Why don’t mice with cystic fibrosis (CF) gene mutations develop the life-threatening lung disease that affects most people with CF?
University of Iowa researchers working on this long-standing scientific puzzle now have an answer, which identifies a proton pump as a potential target for new CF therapies. The results were published Jan. 29 in Science.
In people, pigs, and mice with CF, loss of the cystic fibrosis transmembrane conductance regulator (CFTR) stops the flow of bicarbonate, a base. When that happens in people and pigs, the liquid that covers the surfaces of the tracheal and bronchial passages becomes more acidic, which impairs airway defenses against infection. But in mice, the airway liquid does not become more acidic, and the mice are not prone to infection.
The critical difference is a proton pump called ATP12A that secretes acid into the airways of people and pigs but is missing in the mice.

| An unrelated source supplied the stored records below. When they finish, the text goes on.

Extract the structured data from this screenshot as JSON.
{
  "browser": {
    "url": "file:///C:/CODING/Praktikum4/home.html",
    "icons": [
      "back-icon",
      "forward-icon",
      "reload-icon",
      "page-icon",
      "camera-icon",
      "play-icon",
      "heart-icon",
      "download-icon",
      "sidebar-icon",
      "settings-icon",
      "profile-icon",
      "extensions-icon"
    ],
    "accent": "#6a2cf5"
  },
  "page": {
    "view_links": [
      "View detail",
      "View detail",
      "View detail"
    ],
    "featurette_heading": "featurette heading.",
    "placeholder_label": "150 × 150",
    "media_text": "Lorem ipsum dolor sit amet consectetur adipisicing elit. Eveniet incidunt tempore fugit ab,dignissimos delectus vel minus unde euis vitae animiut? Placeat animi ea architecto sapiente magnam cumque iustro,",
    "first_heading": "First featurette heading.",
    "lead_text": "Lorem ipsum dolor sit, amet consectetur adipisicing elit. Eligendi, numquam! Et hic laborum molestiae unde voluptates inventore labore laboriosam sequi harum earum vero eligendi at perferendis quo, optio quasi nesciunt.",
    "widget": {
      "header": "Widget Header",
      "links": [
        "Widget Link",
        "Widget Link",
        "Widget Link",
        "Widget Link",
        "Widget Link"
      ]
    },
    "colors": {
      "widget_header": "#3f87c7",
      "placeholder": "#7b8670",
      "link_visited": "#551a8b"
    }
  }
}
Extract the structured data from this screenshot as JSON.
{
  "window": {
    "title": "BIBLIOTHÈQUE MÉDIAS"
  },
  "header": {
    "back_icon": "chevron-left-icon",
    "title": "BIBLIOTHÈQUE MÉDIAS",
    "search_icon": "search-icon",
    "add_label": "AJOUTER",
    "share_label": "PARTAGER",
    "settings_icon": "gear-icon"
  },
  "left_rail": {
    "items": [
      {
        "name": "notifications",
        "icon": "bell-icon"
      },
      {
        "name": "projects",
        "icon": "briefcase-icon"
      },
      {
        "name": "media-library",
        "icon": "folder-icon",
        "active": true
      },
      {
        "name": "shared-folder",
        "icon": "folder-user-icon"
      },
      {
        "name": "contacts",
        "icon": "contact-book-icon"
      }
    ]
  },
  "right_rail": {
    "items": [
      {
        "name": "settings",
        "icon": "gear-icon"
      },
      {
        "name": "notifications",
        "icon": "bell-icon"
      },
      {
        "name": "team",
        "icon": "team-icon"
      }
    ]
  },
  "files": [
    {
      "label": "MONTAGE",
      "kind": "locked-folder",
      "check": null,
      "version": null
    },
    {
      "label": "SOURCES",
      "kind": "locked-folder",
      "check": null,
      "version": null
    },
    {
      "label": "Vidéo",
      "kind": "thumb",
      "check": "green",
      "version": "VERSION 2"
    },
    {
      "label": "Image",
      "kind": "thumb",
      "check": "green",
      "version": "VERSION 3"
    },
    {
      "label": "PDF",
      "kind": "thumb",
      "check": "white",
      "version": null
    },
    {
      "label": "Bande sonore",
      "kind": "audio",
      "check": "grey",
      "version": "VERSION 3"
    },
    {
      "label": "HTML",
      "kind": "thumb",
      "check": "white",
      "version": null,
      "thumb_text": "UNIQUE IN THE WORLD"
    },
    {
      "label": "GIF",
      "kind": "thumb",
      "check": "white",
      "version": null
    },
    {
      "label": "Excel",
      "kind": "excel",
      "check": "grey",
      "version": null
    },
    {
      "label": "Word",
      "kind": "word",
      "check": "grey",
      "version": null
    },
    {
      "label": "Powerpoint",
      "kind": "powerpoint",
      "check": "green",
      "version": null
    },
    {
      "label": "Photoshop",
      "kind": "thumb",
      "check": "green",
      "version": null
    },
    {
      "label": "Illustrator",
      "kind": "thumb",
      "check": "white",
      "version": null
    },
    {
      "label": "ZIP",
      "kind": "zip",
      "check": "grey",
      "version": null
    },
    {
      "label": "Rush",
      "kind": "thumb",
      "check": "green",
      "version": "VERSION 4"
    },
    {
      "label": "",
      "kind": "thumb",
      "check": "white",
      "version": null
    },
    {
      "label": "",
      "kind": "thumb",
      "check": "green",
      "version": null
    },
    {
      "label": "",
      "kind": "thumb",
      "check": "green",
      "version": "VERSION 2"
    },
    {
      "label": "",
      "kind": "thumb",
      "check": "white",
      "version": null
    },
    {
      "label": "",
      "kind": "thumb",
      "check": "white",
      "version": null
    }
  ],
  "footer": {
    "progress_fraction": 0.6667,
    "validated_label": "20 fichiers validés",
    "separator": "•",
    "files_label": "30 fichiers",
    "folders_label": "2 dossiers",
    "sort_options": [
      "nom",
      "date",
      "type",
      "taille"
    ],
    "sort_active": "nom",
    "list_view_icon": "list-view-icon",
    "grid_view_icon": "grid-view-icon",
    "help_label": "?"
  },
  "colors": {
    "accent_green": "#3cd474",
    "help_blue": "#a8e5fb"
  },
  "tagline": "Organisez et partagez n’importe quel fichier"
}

“This discovery helps us understand the cause of lung disease in people with CF. It may also identify ATP12A as a new therapeutic target,” says Viral Shah, a student in the Medical Scientist Training Program at the UI Carver College of Medicine. “We wonder if blocking ATP12A in people with CF could halt the progression of lung disease.”